FILM REVIEW: Aladdin (2019)

Mummy is not a huge fan of films. She would swap the cinema for a stage show every time. Mrs Mummy, on the other hand, loves a film. And the munchkins are easily persuaded by popcorn. Mummy tends to make exceptions only for Disney films and musicals. So a musical Disney film would seem to fit the bill. Except that the classic 1992 animated Aladdin is one of Mummy’s childhood favourites. And everybody knows that you don’t mess with the classics. Except Disney, who recently seem to have made it their mission to do precisely that. Mummy wasn’t overly enamoured with the live action version Beauty and the Beast. On the other hand, she concedes that Mary Poppins Returns was practically perfect in every way. So what did she think of the latest Aladdin? One jump ahead of the original? Or a worthless street-rat pretending to be a prince?

Mummy decided it would be good to go in with low expectations. After all, pessimists are rarely disappointed. And in the first ten minutes, the film just about met those expectations. Unlike the original, it begins on a boat, with a seafaring father (Will Smith) telling the tale of Aladdin to his children. Mrs Mummy really liked this addition (especially as it comes full circle at the end). Mummy was less convinced by Will Smith’s rendition of ‘Arabian Nights‘ and was already bracing herself to dislike his genie. She most definitely didn’t buy Mena Massoud’s autotuned Aladdin.

Thankfully, things picked up with the introduction of Naomi Scott’s Princess Jasmine. Always a princess who knew her own mind, Jasmine’s character has been pulled further into the 21st Century with a feminist voice to match Scott’s strong singing. Not satisfied with just having a say in who she marries, this Jasmine has her sights set on becoming Sultan. And in ‘Speechless‘ she gets an original song befitting of this status. Reminiscent of recent movie musicals such as La La Land and The Greatest Showman (unsurprising since it is the production of Alan Menken’s collaboration with Benj Pasek and Justin Paul), it is a proper belter with a memorable message. Quaver has been singing it at the top of her voice for the last week. And given that the song is about refusing to be suppressed by the patriarchy, it’s quite hard to tell her to stop!

The lack of female representation in the original (and the stage show) is further addressed by the inclusion of Jasmine’s handmaiden, Dalia, played by the scene-stealing Nasim Pedrad. Although she serves predominantly as a love interest for the genie, Dalia’s scenes with Jasmine also help this film pass the Bechdel test. In this version of Agrabah, not only do we see two women talking to each other without a man present, but they also discuss more than just men (with Jasmine keen to converse about ruling the kingdom).

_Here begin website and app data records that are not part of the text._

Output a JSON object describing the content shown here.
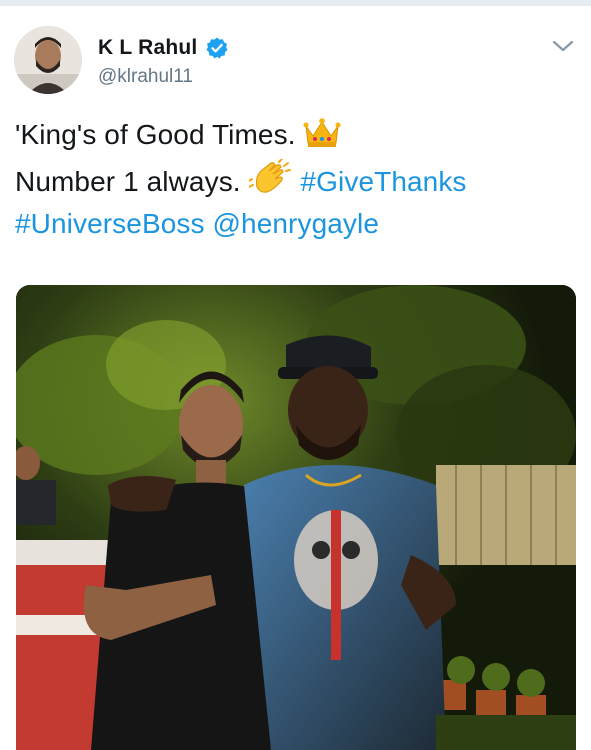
{
  "tweet": {
    "author": {
      "display_name": "K L Rahul",
      "handle": "@klrahul11",
      "verified": true,
      "verified_color": "#1da1f2"
    },
    "text": {
      "line1": "'King's of Good Times.",
      "line2": "Number 1 always.",
      "hashtag_givethanks": "#GiveThanks",
      "hashtag_universeboss": "#UniverseBoss",
      "mention": "@henrygayle"
    },
    "emojis": {
      "line1": "crown-icon",
      "line2": "clapping-hands-icon"
    },
    "link_color": "#1b95e0",
    "media": {
      "type": "photo",
      "icon": "photo"
    },
    "menu_icon": "chevron-down-icon"
  }
}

As to those men, although Mena Massoud remained disappointing, Will Smith’s genie did not. The reason being that this is very much Smith’s genie, rather than a carbon copy of the inimitable Robin Williams. And while Smith’s singing skills may not be up to much in his first appearance, his other big songs (‘Friend Like Me’ and ‘Prince Ali‘) are delivered in trademark Big Willie style. Although there are some throwbacks to the original script, much of the dialogue has also been developed specifically for Smith, and is the better for it. Mummy also liked the spin put on the character of Jafar. Played by Marwan Kenzari, Jafar sees himself more as opportunistic anti-hero than the archetypal villain seen in the original and the stage show. His backstory as a common thief gives the character slightly more depth and allows him to realistically relate to Aladdin when trying to persuade him to enter the Cave of Wonders. Head of the Palace Guards, Hakim (played by Numan Acar) is also given a slightly more rounded role, who has a pivotal part to play in determining the fate of the kingdom of Agrabah. Meanwhile Navid Negahban’s Sultan is slightly less round than his cuddly cartoon equivalent, but eventually comes around to Jasmine’s point of view with just as much grace.

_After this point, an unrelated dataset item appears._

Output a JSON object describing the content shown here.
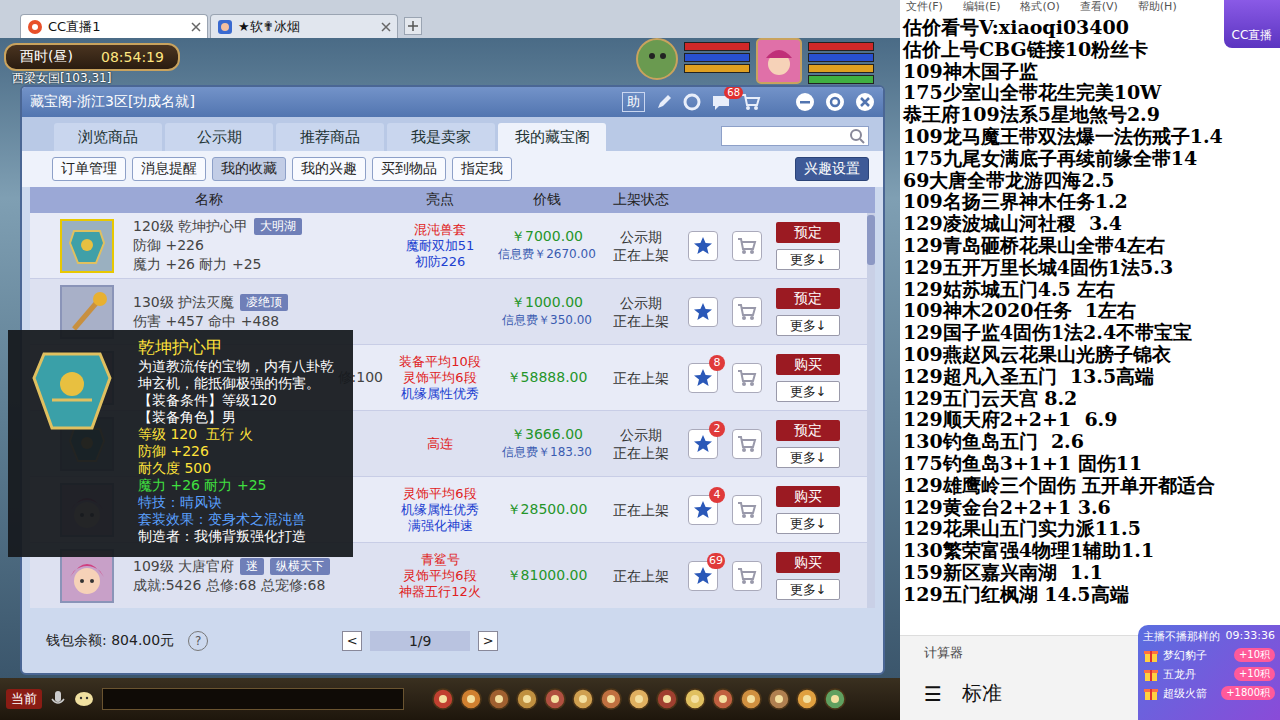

In some ways, this arguably unnecessary remake does a decent job of updating elements of a much loved but feministically* flawed film. The new material is probably more enjoyable than the scenes which are copied straight from the original (as they tend to compare unfavourably). The cast (with the unfortunate exception of the protagonist) do an excellent job of re-imagining some iconic roles. And the visual effects are impressive, especially the scenic city of Agrabah. Other than ‘Speechless‘ the soundtrack is as expected. It is disappointing that the beautiful ‘Proud of Your Boy‘ has again been omitted, although we wondered whether this may have been for the best given the casting choice for Aladdin.

*Mummy is aware that she has made up this word, but why not? The pen keyboard is mightier than the sword and all that.

Overall, Aladdin was entertaining enough but lacked either the charm of the animated original or the exuberance of the stage show. And for that Mummy awards it a rating of Raindrops, Whiskers and Kettles (aka 3 out of 5 of my favourite things).